▶ **Exercise requirements**: Once the images are set aside, print the remaining lines below exactly.
/---
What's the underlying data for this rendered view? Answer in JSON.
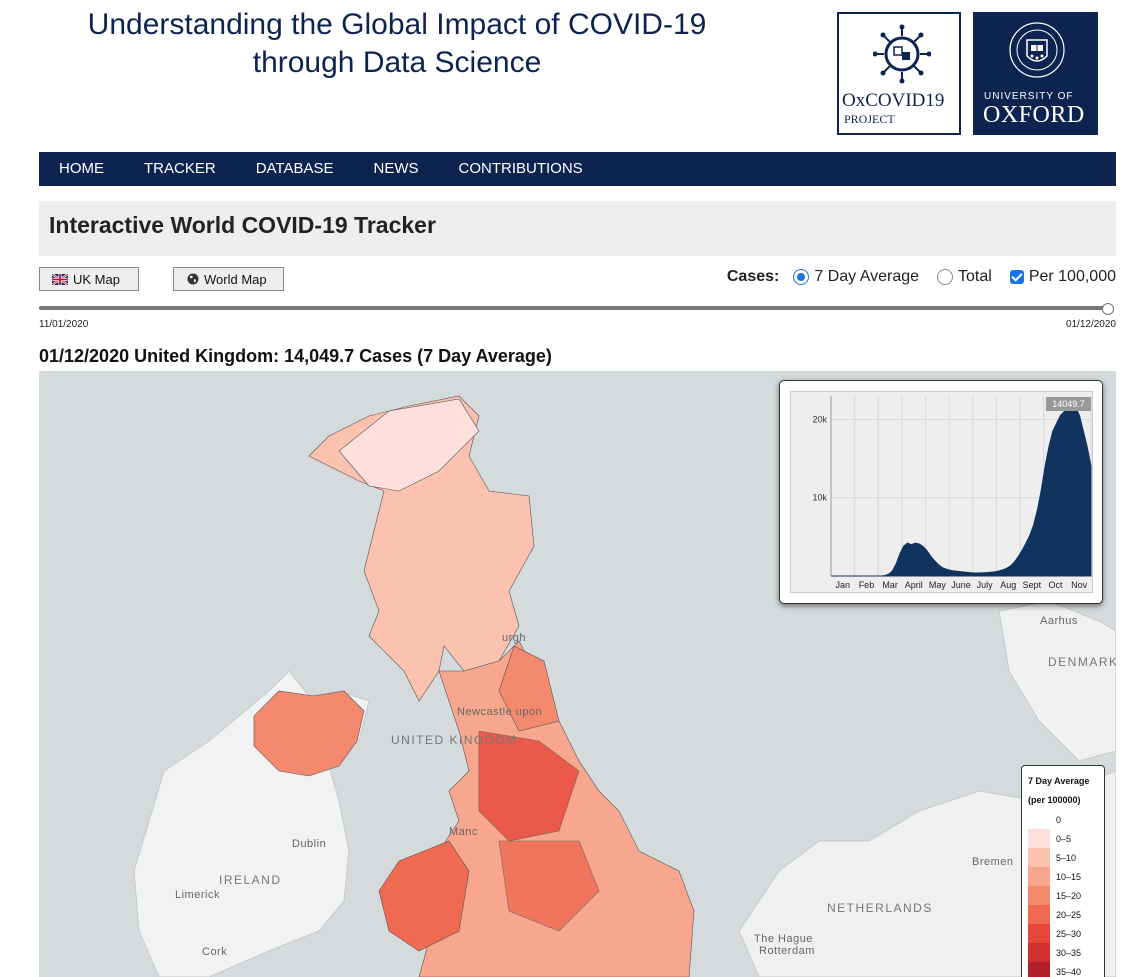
{
  "header": {
    "title_line1": "Understanding the Global Impact of COVID-19",
    "title_line2": "through Data Science",
    "logo_oxcovid_name": "OxCOVID19",
    "logo_oxcovid_sub": "PROJECT",
    "logo_uni_of": "UNIVERSITY OF",
    "logo_uni_name": "OXFORD"
  },
  "nav": {
    "items": [
      "HOME",
      "TRACKER",
      "DATABASE",
      "NEWS",
      "CONTRIBUTIONS"
    ]
  },
  "page": {
    "heading": "Interactive World COVID-19 Tracker"
  },
  "controls": {
    "uk_map_label": "UK Map",
    "world_map_label": "World Map",
    "cases_label": "Cases:",
    "option_7day": "7 Day Average",
    "option_total": "Total",
    "option_per100k": "Per 100,000",
    "selected": "7 Day Average",
    "per100k_checked": true
  },
  "slider": {
    "start_date": "11/01/2020",
    "end_date": "01/12/2020",
    "position": 1.0
  },
  "map": {
    "title": "01/12/2020 United Kingdom: 14,049.7 Cases (7 Day Average)",
    "labels": {
      "uk": "UNITED KINGDOM",
      "ireland": "IRELAND",
      "netherlands": "NETHERLANDS",
      "denmark": "DENMARK",
      "dublin": "Dublin",
      "limerick": "Limerick",
      "cork": "Cork",
      "hague": "The Hague",
      "rotterdam": "Rotterdam",
      "bremen": "Bremen",
      "aarhus": "Aarhus",
      "manchester": "Manc",
      "newcastle": "Newcastle upon",
      "edinburgh": "urgh"
    }
  },
  "chart_data": {
    "type": "area",
    "x": [
      "Jan",
      "Feb",
      "Mar",
      "April",
      "May",
      "June",
      "July",
      "Aug",
      "Sept",
      "Oct",
      "Nov"
    ],
    "tooltip_value": "14049.7",
    "y_ticks": [
      "10k",
      "20k"
    ],
    "ylim": [
      0,
      23000
    ],
    "series": [
      {
        "values": [
          0,
          0,
          0,
          0,
          0,
          0,
          0,
          0,
          0,
          0,
          0,
          0,
          0,
          0,
          50,
          200,
          600,
          1500,
          2800,
          3800,
          4200,
          4000,
          4200,
          4100,
          3800,
          3300,
          2600,
          2000,
          1500,
          1100,
          900,
          750,
          650,
          600,
          550,
          500,
          450,
          400,
          380,
          400,
          420,
          450,
          500,
          550,
          650,
          800,
          1000,
          1300,
          1800,
          2500,
          3300,
          4200,
          5200,
          6500,
          8500,
          11000,
          14000,
          16500,
          18500,
          19500,
          20500,
          21000,
          21500,
          22500,
          21500,
          20500,
          18500,
          16500,
          14049.7
        ]
      }
    ],
    "grid": true
  },
  "legend": {
    "title_line1": "7 Day Average",
    "title_line2": "(per 100000)",
    "items": [
      {
        "label": "0",
        "color": "#ffffff"
      },
      {
        "label": "0–5",
        "color": "#fde0dc"
      },
      {
        "label": "5–10",
        "color": "#fbc2b0"
      },
      {
        "label": "10–15",
        "color": "#f8a68e"
      },
      {
        "label": "15–20",
        "color": "#f5896e"
      },
      {
        "label": "20–25",
        "color": "#f06a52"
      },
      {
        "label": "25–30",
        "color": "#e8463a"
      },
      {
        "label": "30–35",
        "color": "#d32e2e"
      },
      {
        "label": "35–40",
        "color": "#b0202a"
      }
    ]
  },
  "colors": {
    "navy": "#0d2451",
    "area_fill": "#11335f",
    "accent_blue": "#1a73e8"
  }
}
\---
▶ **Answer to this task**:
What's the underlying data for this rendered view? Answer in JSON.
{
  "header": {
    "title_line1": "Understanding the Global Impact of COVID-19",
    "title_line2": "through Data Science",
    "logo_oxcovid_name": "OxCOVID19",
    "logo_oxcovid_sub": "PROJECT",
    "logo_uni_of": "UNIVERSITY OF",
    "logo_uni_name": "OXFORD"
  },
  "nav": {
    "items": [
      "HOME",
      "TRACKER",
      "DATABASE",
      "NEWS",
      "CONTRIBUTIONS"
    ]
  },
  "page": {
    "heading": "Interactive World COVID-19 Tracker"
  },
  "controls": {
    "uk_map_label": "UK Map",
    "world_map_label": "World Map",
    "cases_label": "Cases:",
    "option_7day": "7 Day Average",
    "option_total": "Total",
    "option_per100k": "Per 100,000",
    "selected": "7 Day Average",
    "per100k_checked": true
  },
  "slider": {
    "start_date": "11/01/2020",
    "end_date": "01/12/2020",
    "position": 1.0
  },
  "map": {
    "title": "01/12/2020 United Kingdom: 14,049.7 Cases (7 Day Average)",
    "labels": {
      "uk": "UNITED KINGDOM",
      "ireland": "IRELAND",
      "netherlands": "NETHERLANDS",
      "denmark": "DENMARK",
      "dublin": "Dublin",
      "limerick": "Limerick",
      "cork": "Cork",
      "hague": "The Hague",
      "rotterdam": "Rotterdam",
      "bremen": "Bremen",
      "aarhus": "Aarhus",
      "manchester": "Manc",
      "newcastle": "Newcastle upon",
      "edinburgh": "urgh"
    }
  },
  "chart_data": {
    "type": "area",
    "x": [
      "Jan",
      "Feb",
      "Mar",
      "April",
      "May",
      "June",
      "July",
      "Aug",
      "Sept",
      "Oct",
      "Nov"
    ],
    "tooltip_value": "14049.7",
    "y_ticks": [
      "10k",
      "20k"
    ],
    "ylim": [
      0,
      23000
    ],
    "series": [
      {
        "values": [
          0,
          0,
          0,
          0,
          0,
          0,
          0,
          0,
          0,
          0,
          0,
          0,
          0,
          0,
          50,
          200,
          600,
          1500,
          2800,
          3800,
          4200,
          4000,
          4200,
          4100,
          3800,
          3300,
          2600,
          2000,
          1500,
          1100,
          900,
          750,
          650,
          600,
          550,
          500,
          450,
          400,
          380,
          400,
          420,
          450,
          500,
          550,
          650,
          800,
          1000,
          1300,
          1800,
          2500,
          3300,
          4200,
          5200,
          6500,
          8500,
          11000,
          14000,
          16500,
          18500,
          19500,
          20500,
          21000,
          21500,
          22500,
          21500,
          20500,
          18500,
          16500,
          14049.7
        ]
      }
    ],
    "grid": true
  },
  "legend": {
    "title_line1": "7 Day Average",
    "title_line2": "(per 100000)",
    "items": [
      {
        "label": "0",
        "color": "#ffffff"
      },
      {
        "label": "0–5",
        "color": "#fde0dc"
      },
      {
        "label": "5–10",
        "color": "#fbc2b0"
      },
      {
        "label": "10–15",
        "color": "#f8a68e"
      },
      {
        "label": "15–20",
        "color": "#f5896e"
      },
      {
        "label": "20–25",
        "color": "#f06a52"
      },
      {
        "label": "25–30",
        "color": "#e8463a"
      },
      {
        "label": "30–35",
        "color": "#d32e2e"
      },
      {
        "label": "35–40",
        "color": "#b0202a"
      }
    ]
  },
  "colors": {
    "navy": "#0d2451",
    "area_fill": "#11335f",
    "accent_blue": "#1a73e8"
  }
}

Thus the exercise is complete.